Vitamin D insufficiency is associated with poorer CD4 cell recovery among women who start HIV treatment late, US
investigators report in the online edition of AIDS. After taking into account factors such as viral load, the
authors found a significant relationship between low levels of vitamin D and
impaired immune reconstitution.
“Our study found that vitamin D
insufficiency is associated with late CD4 recovery after HAART [highly active
antiretroviral therapy] initiation,” comment the investigators.
Vitamin D has an important role in overall
health. Deficient levels have been linked to immune dysfunction, cardiovascular
disease, impaired control of infections and depression.
Several studies have found a high
prevalence of vitamin D deficiency in people with HIV. Moreover, research
conducted in HIV-positive men starting antiretroviral treatment late found that
low levels of the vitamin were associated with impaired immune reconstitution.
Investigators from the Women’s Interagency
HIV Study (WIHS) wanted to see if this was also the case in HIV-positive women.
They therefore designed a study involving
204 women who initiated HIV therapy when their CD4 cell count was below 200
cells/mm3. The investigators examined the relationship between
vitamin D levels and the magnitude of CD4 cell recovery at three time points:
- Six months after the initiation
of treatment – association with a CD4 cell recovery of at least 50 cells/mm3.
- Twelve months after treatment
initiation – association with an increase in CD4 cell count of 100 cells/mm3
- 24 months after starting
therapy – association with a CD4 cell gain of 200 cells/mm3.
Vitamin D insufficiency was defined as ≤30 ng/dl.
Most of the women (60%) were African American and 89%
had vitamin D insufficiency prior to starting HIV therapy.
Those with vitamin D insufficiency were
more likely to aged over 38 years (94 vs 85%) and overweight or obese (98
vs 82%) than women with adequate levels of the vitamin. There was no

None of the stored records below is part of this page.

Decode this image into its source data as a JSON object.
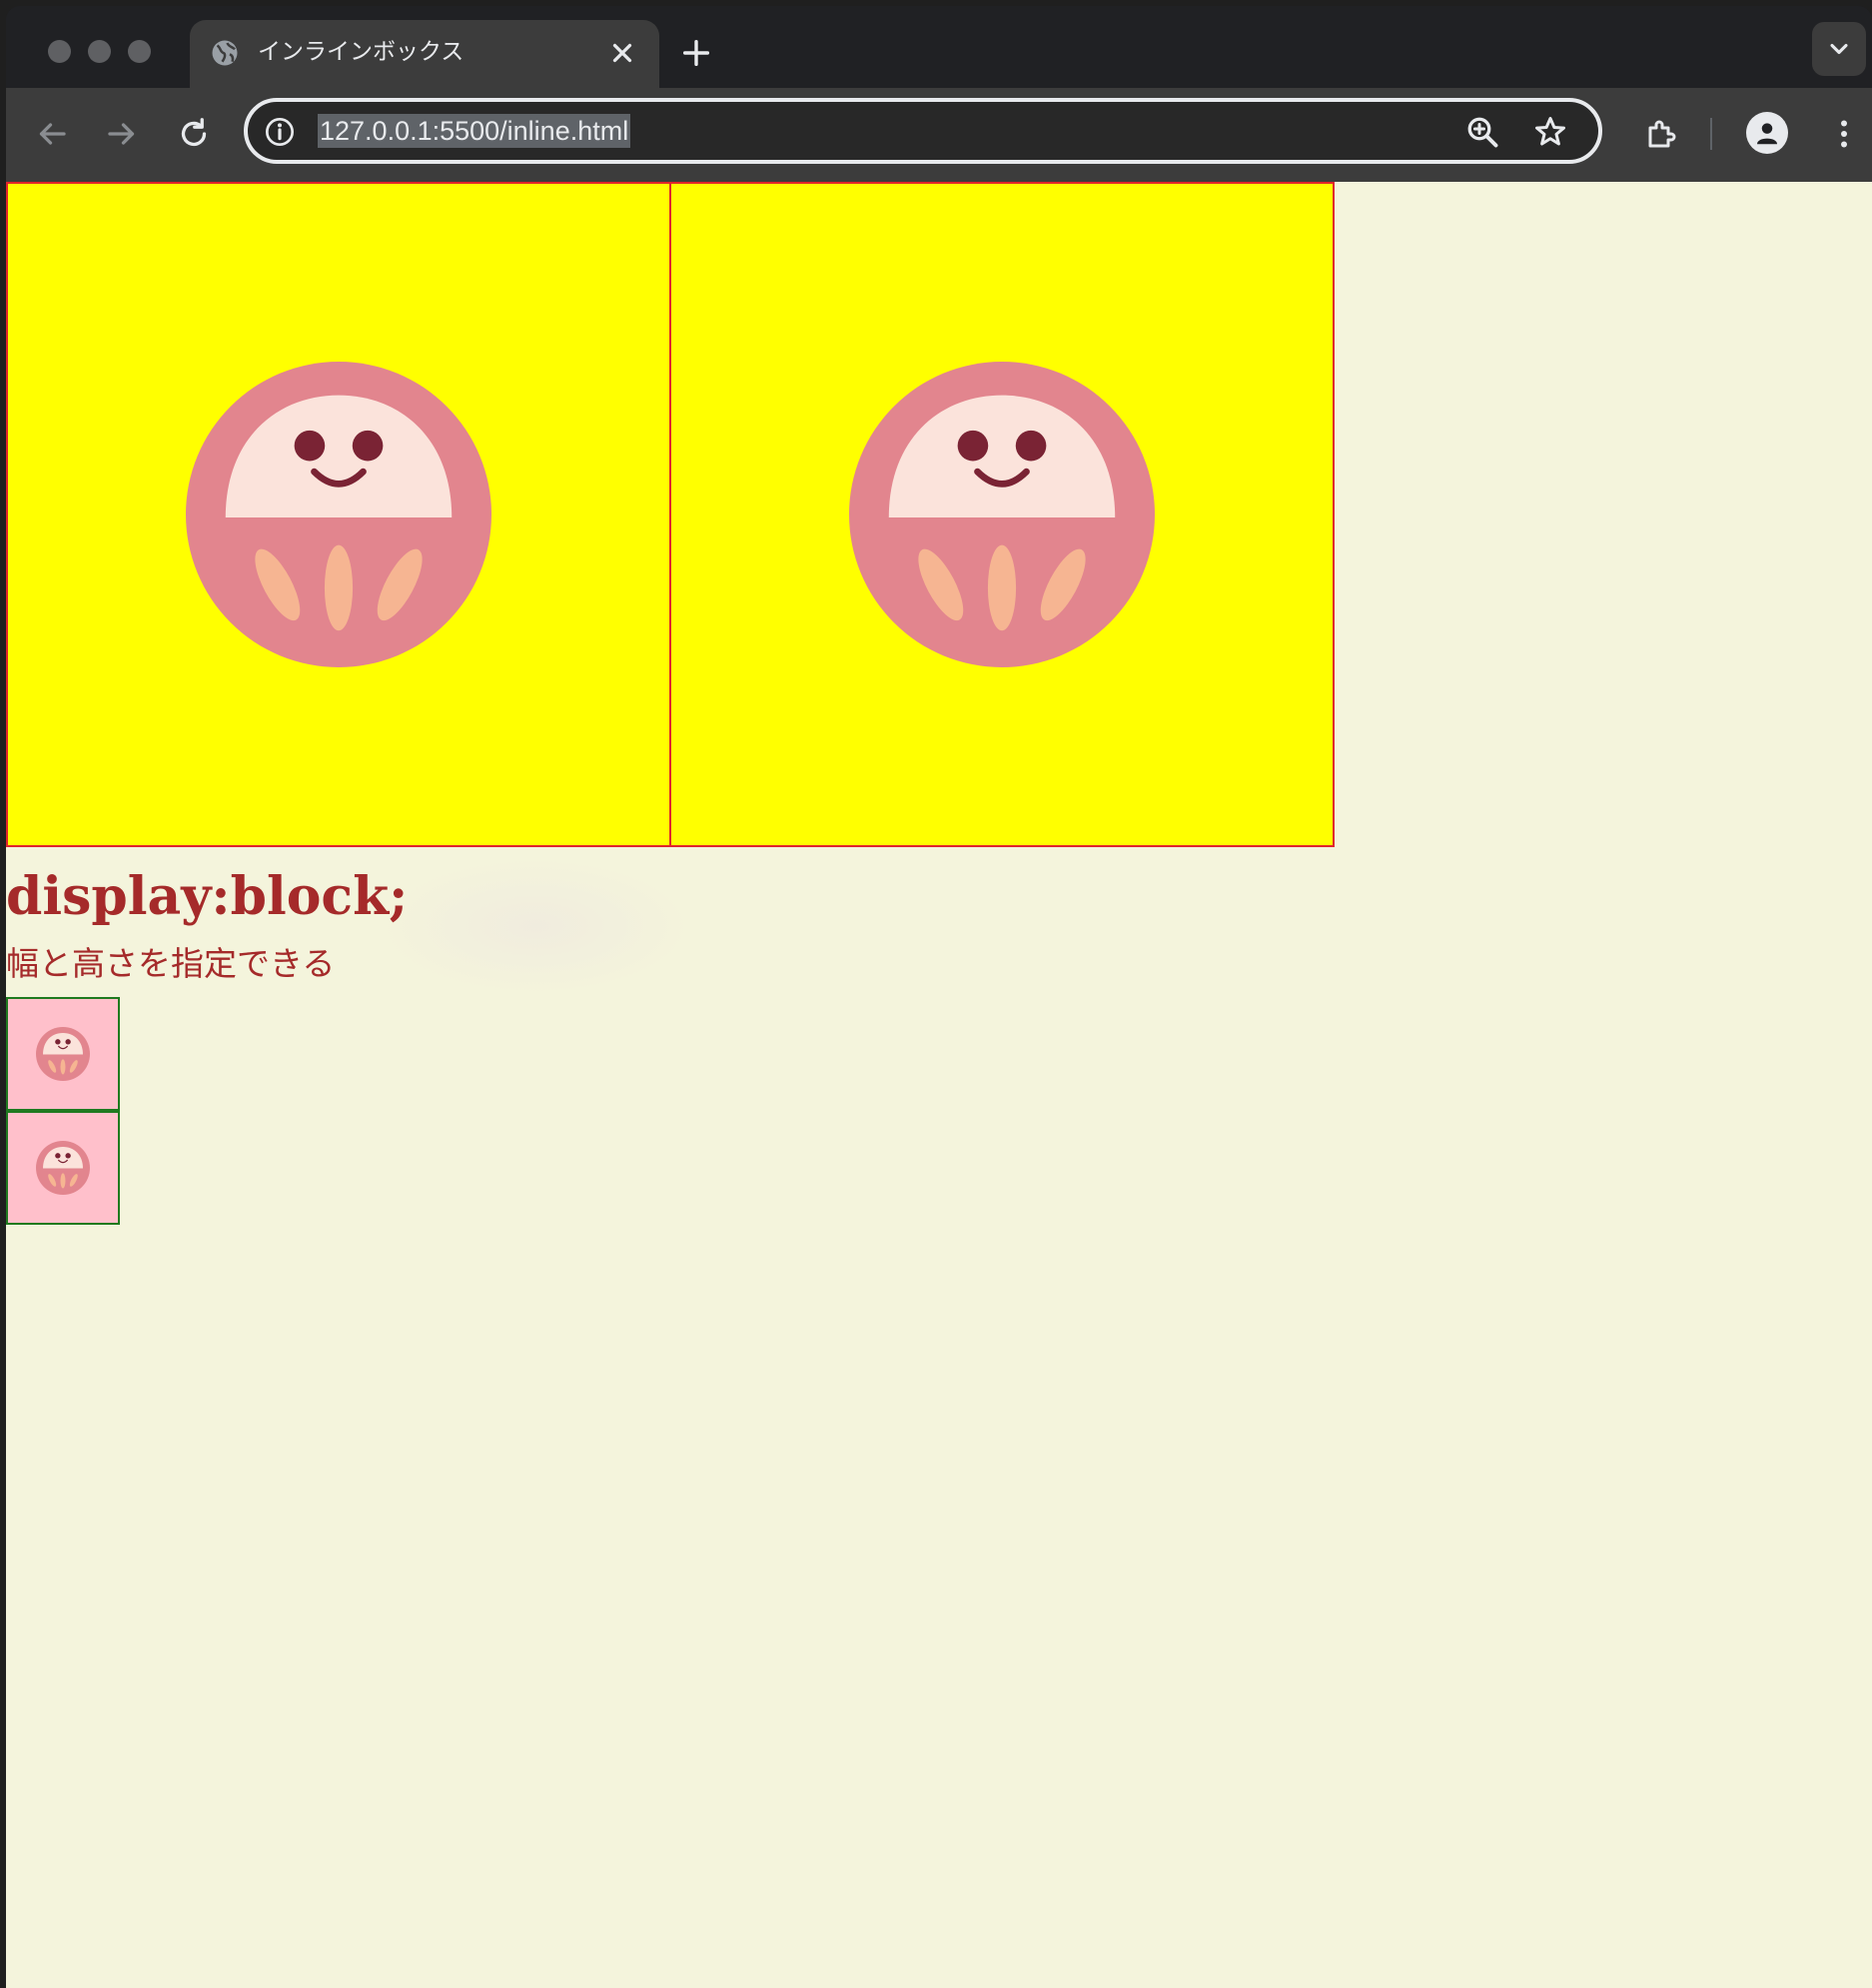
{
  "browser": {
    "tab_title": "インラインボックス",
    "url": "127.0.0.1:5500/inline.html"
  },
  "page": {
    "heading": "display:block;",
    "subtext": "幅と高さを指定できる",
    "large_images": [
      {
        "alt": "daruma"
      },
      {
        "alt": "daruma"
      }
    ],
    "small_images": [
      {
        "alt": "daruma"
      },
      {
        "alt": "daruma"
      }
    ]
  },
  "colors": {
    "page_background": "#f4f4dc",
    "large_box_background": "#ffff00",
    "large_box_border": "#e0262b",
    "small_box_background": "#ffc0cb",
    "small_box_border": "#1f7a1f",
    "text": "#a52a2a",
    "daruma_body": "#e2858e",
    "daruma_face": "#fbe3db",
    "daruma_eye": "#7a2334",
    "daruma_pattern": "#f6b592"
  }
}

relationship between CD4 cell recovery and vitamin D six and twelve months
after initiating treatment.
Six months after starting HIV therapy, the
presence of an undetectable viral load was associated with increased chances of
having a CD4 cell gain of at least 50 cells/mm3 (OR = 8.89; 95% CI,
Follow-up at twelve months after the
initiation of treatment showed that an undetectable viral load was similarly
associated with a CD4 cell gain of 100 cells/mm3 or more at this
time point (OR = 7.68; 95% CI, 3.46-17.03).
However, after 24 months of therapy,
vitamin D insufficiency was found to reduce the changes of a CD4 cell gain of
200 cells/mm3 by 80% (OR = 0.20; 95% CI, 0.05-83). Once again, an
undetectable viral load was associated with robust gains in CD4 cell count (OR
= 11.38; 95% CI, 4.31-30.05).
The mean increase in CD4 cell count from
baseline to month 24 was 188 cells/mm3 for women with vitamin D
sufficiency compared to 134 cells/mm3 among those with insufficient
levels of this vitamin.
Controlling for age, race, body mass index
(BMI), HIV treatment history and undetectable viral load, the investigators
found a significant relationship between vitamin D levels and immune reconstitution
over time (p < 0.01).
“There may be biological mechanisms that
explain the effect of vitamin D insufficiency on late CD4 cell recovery after
HAART initiation,” comment the investigators. “Vitamin D insufficiency could be
related to production of naïve T cells.”
They conclude, “vitamin D insufficiency is
associated with impaired late CD4 recovery on HAART in the WIHS cohort. The
mechanism of this association…may be impaired late vitamin D-associated
production of naïve CD4 cells during immune reconstitution, however this merits